As a member of Heartland Power Cooperative, you have certain advantages. The biggest advantage is the right to vote. Each member, as an owner of their electric cooperative, has one and only one vote by which bylaws are made and directors are seated. Members elect a board of directors from the membership at the cooperative annual meeting. The eight seated directors serve as trustees of the cooperative. The board sets the policy in regard to electric rates, expenditures and the operation of the cooperative.
The board of directors hires a general manager, who in turn hires other employees to run the day-to-day operation of the business. Because the directors are members of the cooperative themselves, they live with the rates and policy that they set. These decisions are made in the best interest of the cooperative.
Cooperative employees also play another important role other than that of their daily jobs at the cooperative - they are also local leaders. We call this unique characteristic that has been part of the cooperative history from day one - "the power of human connection." Because this important trait separates us from other utilities, we recently termed this member connection Touchstone - meaning important to the touch. So don't be surprised that the local fire chief, scout leader, booster club president, church director, development member, or city council member, etc., is also an employee of Heartland Power Cooperative.
Cooperatives operate under laws, regulations, and rules as other businesses do and they are incorporated as other businesses are. Cooperatives are different in the aspect that any profits or margins are returned to the customers who also own the business.
Heartland Power Cooperative is operated as a non-profit company. This means that all money left over after the cost of providing electric service is returned to the members in the form of capital credits. The capital credit program invests the margin in facilities to provide continued electric service until they are refunded to you, the members, as financial conditions permit.
All of the cooperative's allocations or margins are based on the member's purchases or electric sales from the cooperative on an annual basis.

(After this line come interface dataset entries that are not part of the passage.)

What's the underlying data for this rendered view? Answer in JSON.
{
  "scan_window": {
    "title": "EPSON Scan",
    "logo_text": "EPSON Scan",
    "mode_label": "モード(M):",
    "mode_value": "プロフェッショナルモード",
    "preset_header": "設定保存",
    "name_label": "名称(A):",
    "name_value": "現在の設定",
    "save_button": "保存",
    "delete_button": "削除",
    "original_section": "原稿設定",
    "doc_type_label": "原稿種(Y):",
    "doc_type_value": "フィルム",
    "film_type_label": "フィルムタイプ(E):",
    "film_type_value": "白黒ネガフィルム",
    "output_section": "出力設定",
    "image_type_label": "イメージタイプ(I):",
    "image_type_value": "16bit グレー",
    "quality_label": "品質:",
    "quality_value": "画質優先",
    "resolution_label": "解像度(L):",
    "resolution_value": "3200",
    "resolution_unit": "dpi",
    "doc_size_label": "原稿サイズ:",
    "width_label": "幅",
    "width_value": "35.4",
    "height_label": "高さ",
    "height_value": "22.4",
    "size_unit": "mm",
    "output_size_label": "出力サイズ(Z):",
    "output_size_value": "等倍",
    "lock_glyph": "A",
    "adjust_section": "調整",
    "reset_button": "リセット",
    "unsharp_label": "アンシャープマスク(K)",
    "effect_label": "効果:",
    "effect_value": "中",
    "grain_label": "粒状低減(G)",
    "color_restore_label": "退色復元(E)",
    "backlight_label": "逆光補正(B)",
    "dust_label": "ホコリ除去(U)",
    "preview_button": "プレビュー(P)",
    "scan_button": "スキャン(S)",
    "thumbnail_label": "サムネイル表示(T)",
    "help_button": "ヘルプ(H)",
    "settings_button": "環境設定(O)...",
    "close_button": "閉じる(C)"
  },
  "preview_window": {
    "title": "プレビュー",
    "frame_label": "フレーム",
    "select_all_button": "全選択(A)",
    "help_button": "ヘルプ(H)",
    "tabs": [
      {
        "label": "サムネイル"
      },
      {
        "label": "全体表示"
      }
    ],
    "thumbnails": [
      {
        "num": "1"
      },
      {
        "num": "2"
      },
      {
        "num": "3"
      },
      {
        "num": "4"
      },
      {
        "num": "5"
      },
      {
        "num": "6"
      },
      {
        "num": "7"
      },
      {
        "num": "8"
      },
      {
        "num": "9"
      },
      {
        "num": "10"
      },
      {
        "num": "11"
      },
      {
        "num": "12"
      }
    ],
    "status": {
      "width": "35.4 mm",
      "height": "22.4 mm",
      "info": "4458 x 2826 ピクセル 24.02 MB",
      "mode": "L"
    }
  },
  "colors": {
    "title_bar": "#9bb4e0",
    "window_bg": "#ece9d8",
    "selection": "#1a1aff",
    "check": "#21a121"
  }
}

With the membership receiving electricity at the cost of service, receiving equal ownership, and having direct input into the decision making process of the company - cooperatives are the most democratic form of free enterprise in the country.